Review

The Weight of This World

THE WEIGHT OF THIS WORLD is one of the most realistic tales that you are likely to encounter this year. Those who read WHERE ALL LIGHT TENDS TO GO, David Joy’s debut novel, would expect nothing less. His second book equals and surpasses the expectations of that unforgettable work, presenting a dark, mesmerizing and addictive story that is akin to a waking nightmare.

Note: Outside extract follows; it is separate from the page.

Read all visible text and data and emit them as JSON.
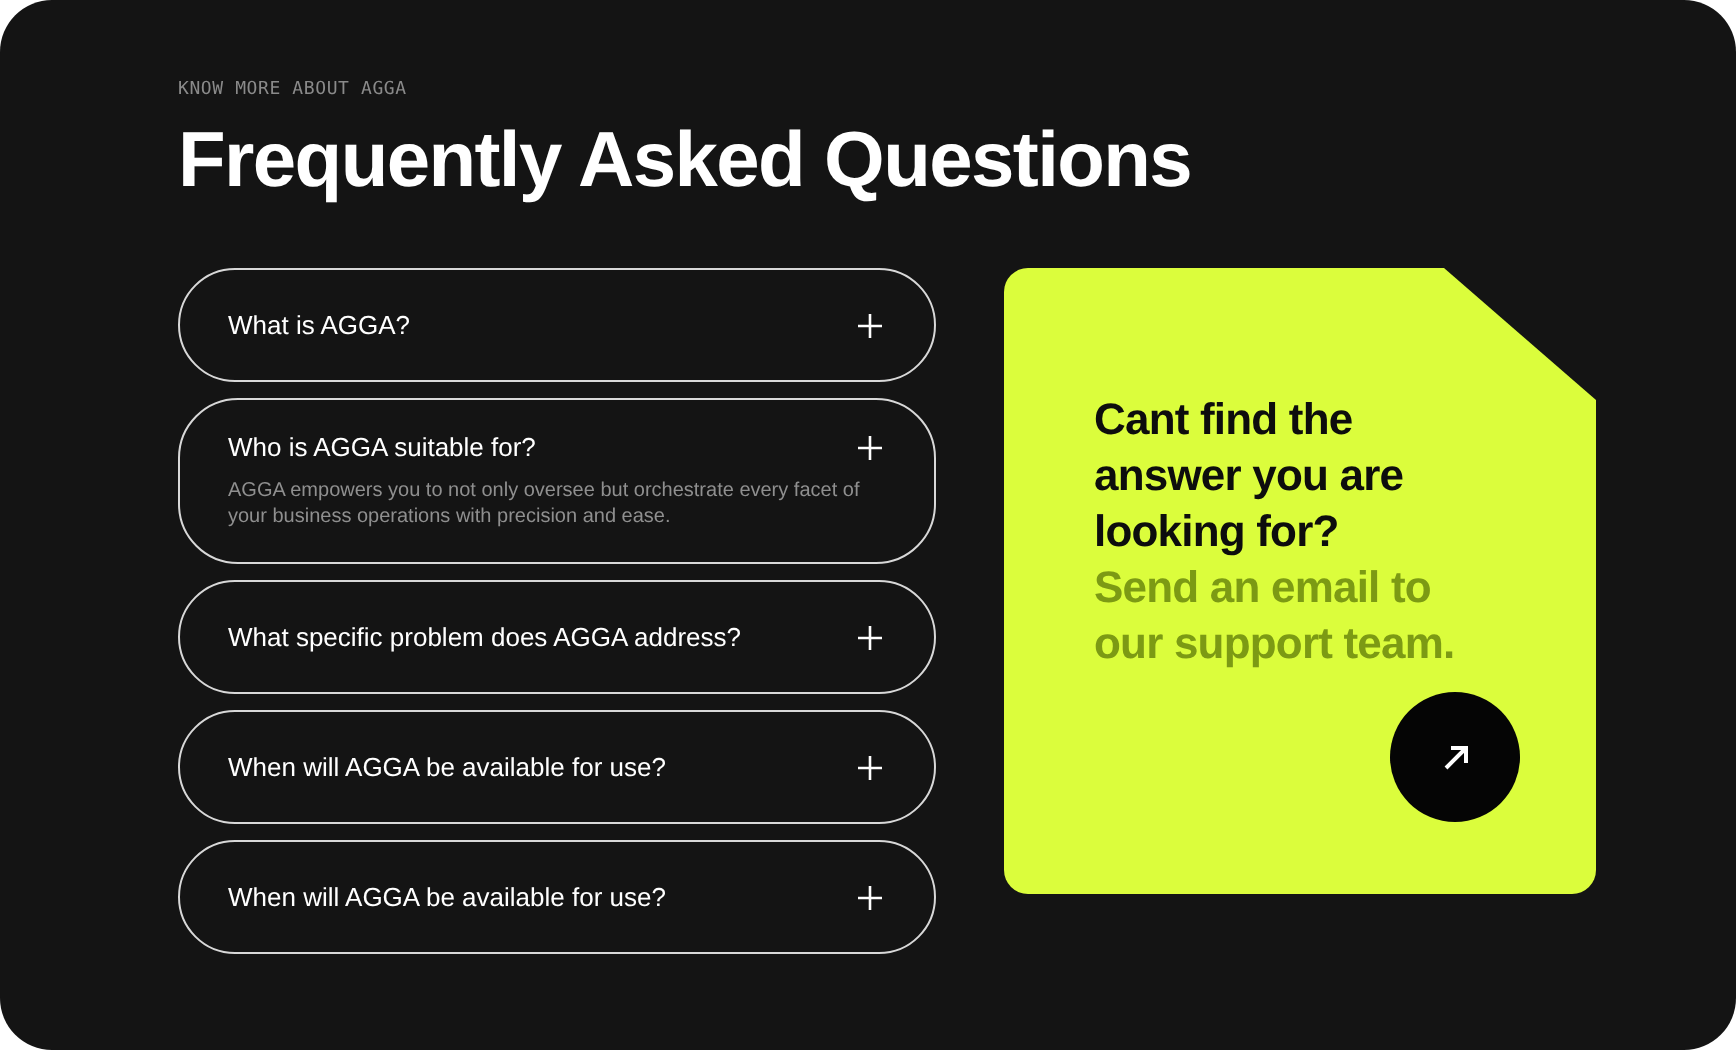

Thad Broom and Aiden McCall are lifelong friends, as close as brothers should be. It was Thad who stood up for Aiden and insisted that he come into his home after a murder-suicide left Aiden parentless. April, Thad’s mother, has had a life of tragedy that is slowly revealed over the course of the book. When we meet Thad and Aiden, they are in their early 20s, with Thad just a couple of months back in the world after a traumatic tour of duty in Afghanistan. April is just past the cusp of 40. All three are looking to leave the impoverished area of western North Carolina where they reside. April is hoping for better things in a more cosmopolitan area such as Atlanta, while Thad and Aiden are aiming to raise enough money to move to Asheville and begin their lives over. However, the only growth industry around them is the drug trade, and it is hard to gather a grubstake when most of your earned money vanishes in a cloud of addictive smoke.

"The story is what brings you to THE WEIGHT OF THIS WORLD, but you will want to stay (and keep reading non-stop) because of Joy’s exquisite prose, particularly his rough-hewn dialogue, which is as authentic as it can possibly get."

Things change dramatically for everyone when Thad and Aiden’s drug dealer accidentally kills himself, leaving the two young men with a motherlode of drugs and cash. The reader can see and sense the tragedy barreling down upon Thad and Aiden --- and, to some degree, upon April as well --- with the instrumentality of their potential destruction being that which they perceive to be their salvation. Their lives are train wrecks, but Joy --- how do I describe this adequately? --- manages to wring sympathy out of the reader for them, even as they make bad, even awful choices.

The story is what brings you to THE WEIGHT OF THIS WORLD, but you will want to stay (and keep reading non-stop) because of Joy’s exquisite prose, particularly his rough-hewn dialogue, which is as authentic as it can possibly get. It’s something that you will focus on, even as Thad and Aiden go from bad to much, much worse in their efforts to convert their sudden bloody windfall into a ticket out of the rural Dodge into which they have been born.

I guarantee that if you live within a couple of hours of the Appalachian region, you know the people who populate this novel, possibly on a first-name basis. Joy, who lives among them and drops hints here and there that he indeed might be one of them, never makes excuses for his characters while infusing sorrow and sympathy for them on each and every page. If you are looking for something different to read that also happens to be starkly and beautifully written, you don’t have to look any further.

Reviewed by Joe Hartlaub on March 10, 2017

The Weight of This World
by David Joy

  • Publication Date: March 7, 2017
  • Genres: Fiction, Suspense, Thriller
  • Hardcover: 272 pages
  • Publisher: G.P. Putnam's Sons
  • ISBN-10: 0399173110
  • ISBN-13: 9780399173110